Records for this task below:
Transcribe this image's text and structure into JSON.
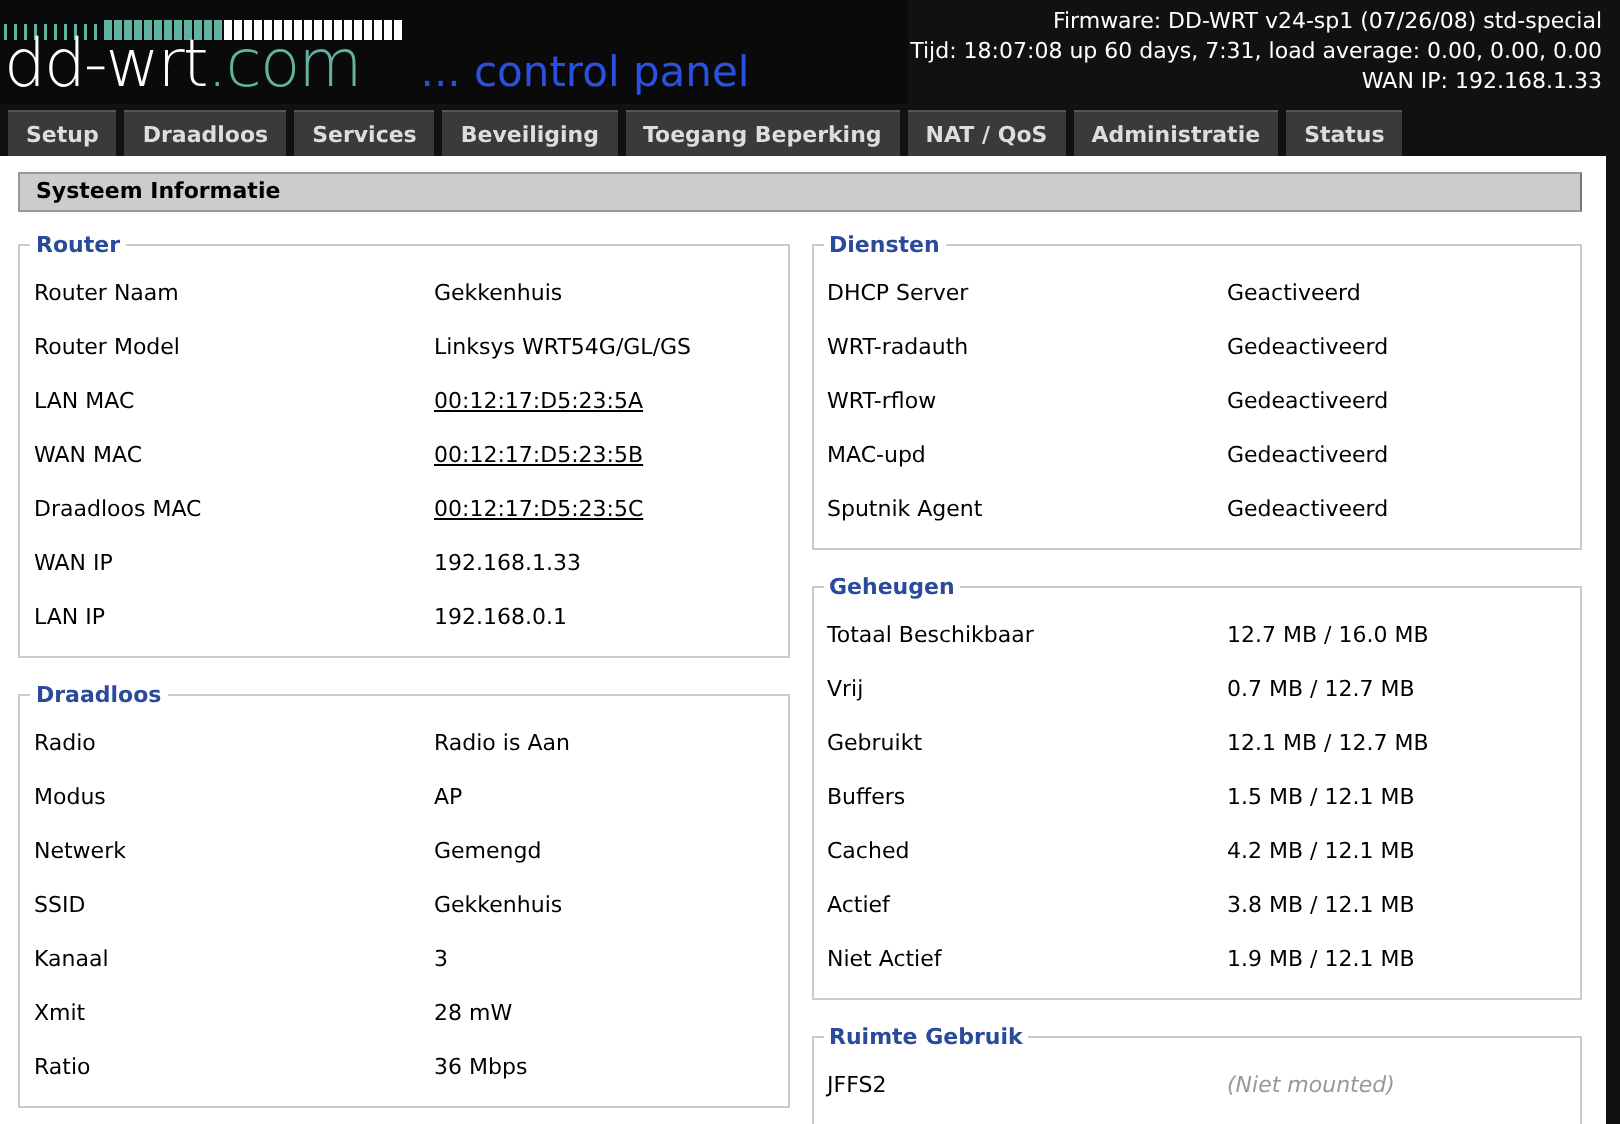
{
  "header": {
    "logo_name": "dd-wrt",
    "logo_suffix": ".com",
    "tagline": "... control panel",
    "firmware": "Firmware: DD-WRT v24-sp1 (07/26/08) std-special",
    "uptime": "Tijd: 18:07:08 up 60 days, 7:31, load average: 0.00, 0.00, 0.00",
    "wan_ip": "WAN IP: 192.168.1.33"
  },
  "tabs": [
    {
      "label": "Setup",
      "selected": false
    },
    {
      "label": "Draadloos",
      "selected": false
    },
    {
      "label": "Services",
      "selected": false
    },
    {
      "label": "Beveiliging",
      "selected": false
    },
    {
      "label": "Toegang Beperking",
      "selected": false
    },
    {
      "label": "NAT / QoS",
      "selected": false
    },
    {
      "label": "Administratie",
      "selected": false
    },
    {
      "label": "Status",
      "selected": false
    }
  ],
  "page_title": "Systeem Informatie",
  "columns": [
    [
      {
        "legend": "Router",
        "rows": [
          {
            "label": "Router Naam",
            "value": "Gekkenhuis",
            "kind": "text"
          },
          {
            "label": "Router Model",
            "value": "Linksys WRT54G/GL/GS",
            "kind": "text"
          },
          {
            "label": "LAN MAC",
            "value": "00:12:17:D5:23:5A",
            "kind": "link"
          },
          {
            "label": "WAN MAC",
            "value": "00:12:17:D5:23:5B",
            "kind": "link"
          },
          {
            "label": "Draadloos MAC",
            "value": "00:12:17:D5:23:5C",
            "kind": "link"
          },
          {
            "label": "WAN IP",
            "value": "192.168.1.33",
            "kind": "text"
          },
          {
            "label": "LAN IP",
            "value": "192.168.0.1",
            "kind": "text"
          }
        ]
      },
      {
        "legend": "Draadloos",
        "rows": [
          {
            "label": "Radio",
            "value": "Radio is Aan",
            "kind": "text"
          },
          {
            "label": "Modus",
            "value": "AP",
            "kind": "text"
          },
          {
            "label": "Netwerk",
            "value": "Gemengd",
            "kind": "text"
          },
          {
            "label": "SSID",
            "value": "Gekkenhuis",
            "kind": "text"
          },
          {
            "label": "Kanaal",
            "value": "3",
            "kind": "text"
          },
          {
            "label": "Xmit",
            "value": "28 mW",
            "kind": "text"
          },
          {
            "label": "Ratio",
            "value": "36 Mbps",
            "kind": "text"
          }
        ]
      }
    ],
    [
      {
        "legend": "Diensten",
        "rows": [
          {
            "label": "DHCP Server",
            "value": "Geactiveerd",
            "kind": "text"
          },
          {
            "label": "WRT-radauth",
            "value": "Gedeactiveerd",
            "kind": "text"
          },
          {
            "label": "WRT-rflow",
            "value": "Gedeactiveerd",
            "kind": "text"
          },
          {
            "label": "MAC-upd",
            "value": "Gedeactiveerd",
            "kind": "text"
          },
          {
            "label": "Sputnik Agent",
            "value": "Gedeactiveerd",
            "kind": "text"
          }
        ]
      },
      {
        "legend": "Geheugen",
        "rows": [
          {
            "label": "Totaal Beschikbaar",
            "value": "12.7 MB / 16.0 MB",
            "kind": "text"
          },
          {
            "label": "Vrij",
            "value": "0.7 MB / 12.7 MB",
            "kind": "text"
          },
          {
            "label": "Gebruikt",
            "value": "12.1 MB / 12.7 MB",
            "kind": "text"
          },
          {
            "label": "Buffers",
            "value": "1.5 MB / 12.1 MB",
            "kind": "text"
          },
          {
            "label": "Cached",
            "value": "4.2 MB / 12.1 MB",
            "kind": "text"
          },
          {
            "label": "Actief",
            "value": "3.8 MB / 12.1 MB",
            "kind": "text"
          },
          {
            "label": "Niet Actief",
            "value": "1.9 MB / 12.1 MB",
            "kind": "text"
          }
        ]
      },
      {
        "legend": "Ruimte Gebruik",
        "rows": [
          {
            "label": "JFFS2",
            "value": "(Niet mounted)",
            "kind": "muted"
          }
        ]
      }
    ]
  ]
}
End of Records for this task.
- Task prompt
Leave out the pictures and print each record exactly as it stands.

- Your response
Transcribe this image's text and structure into JSON.
{
  "header": {
    "logo_name": "dd-wrt",
    "logo_suffix": ".com",
    "tagline": "... control panel",
    "firmware": "Firmware: DD-WRT v24-sp1 (07/26/08) std-special",
    "uptime": "Tijd: 18:07:08 up 60 days, 7:31, load average: 0.00, 0.00, 0.00",
    "wan_ip": "WAN IP: 192.168.1.33"
  },
  "tabs": [
    {
      "label": "Setup",
      "selected": false
    },
    {
      "label": "Draadloos",
      "selected": false
    },
    {
      "label": "Services",
      "selected": false
    },
    {
      "label": "Beveiliging",
      "selected": false
    },
    {
      "label": "Toegang Beperking",
      "selected": false
    },
    {
      "label": "NAT / QoS",
      "selected": false
    },
    {
      "label": "Administratie",
      "selected": false
    },
    {
      "label": "Status",
      "selected": false
    }
  ],
  "page_title": "Systeem Informatie",
  "columns": [
    [
      {
        "legend": "Router",
        "rows": [
          {
            "label": "Router Naam",
            "value": "Gekkenhuis",
            "kind": "text"
          },
          {
            "label": "Router Model",
            "value": "Linksys WRT54G/GL/GS",
            "kind": "text"
          },
          {
            "label": "LAN MAC",
            "value": "00:12:17:D5:23:5A",
            "kind": "link"
          },
          {
            "label": "WAN MAC",
            "value": "00:12:17:D5:23:5B",
            "kind": "link"
          },
          {
            "label": "Draadloos MAC",
            "value": "00:12:17:D5:23:5C",
            "kind": "link"
          },
          {
            "label": "WAN IP",
            "value": "192.168.1.33",
            "kind": "text"
          },
          {
            "label": "LAN IP",
            "value": "192.168.0.1",
            "kind": "text"
          }
        ]
      },
      {
        "legend": "Draadloos",
        "rows": [
          {
            "label": "Radio",
            "value": "Radio is Aan",
            "kind": "text"
          },
          {
            "label": "Modus",
            "value": "AP",
            "kind": "text"
          },
          {
            "label": "Netwerk",
            "value": "Gemengd",
            "kind": "text"
          },
          {
            "label": "SSID",
            "value": "Gekkenhuis",
            "kind": "text"
          },
          {
            "label": "Kanaal",
            "value": "3",
            "kind": "text"
          },
          {
            "label": "Xmit",
            "value": "28 mW",
            "kind": "text"
          },
          {
            "label": "Ratio",
            "value": "36 Mbps",
            "kind": "text"
          }
        ]
      }
    ],
    [
      {
        "legend": "Diensten",
        "rows": [
          {
            "label": "DHCP Server",
            "value": "Geactiveerd",
            "kind": "text"
          },
          {
            "label": "WRT-radauth",
            "value": "Gedeactiveerd",
            "kind": "text"
          },
          {
            "label": "WRT-rflow",
            "value": "Gedeactiveerd",
            "kind": "text"
          },
          {
            "label": "MAC-upd",
            "value": "Gedeactiveerd",
            "kind": "text"
          },
          {
            "label": "Sputnik Agent",
            "value": "Gedeactiveerd",
            "kind": "text"
          }
        ]
      },
      {
        "legend": "Geheugen",
        "rows": [
          {
            "label": "Totaal Beschikbaar",
            "value": "12.7 MB / 16.0 MB",
            "kind": "text"
          },
          {
            "label": "Vrij",
            "value": "0.7 MB / 12.7 MB",
            "kind": "text"
          },
          {
            "label": "Gebruikt",
            "value": "12.1 MB / 12.7 MB",
            "kind": "text"
          },
          {
            "label": "Buffers",
            "value": "1.5 MB / 12.1 MB",
            "kind": "text"
          },
          {
            "label": "Cached",
            "value": "4.2 MB / 12.1 MB",
            "kind": "text"
          },
          {
            "label": "Actief",
            "value": "3.8 MB / 12.1 MB",
            "kind": "text"
          },
          {
            "label": "Niet Actief",
            "value": "1.9 MB / 12.1 MB",
            "kind": "text"
          }
        ]
      },
      {
        "legend": "Ruimte Gebruik",
        "rows": [
          {
            "label": "JFFS2",
            "value": "(Niet mounted)",
            "kind": "muted"
          }
        ]
      }
    ]
  ]
}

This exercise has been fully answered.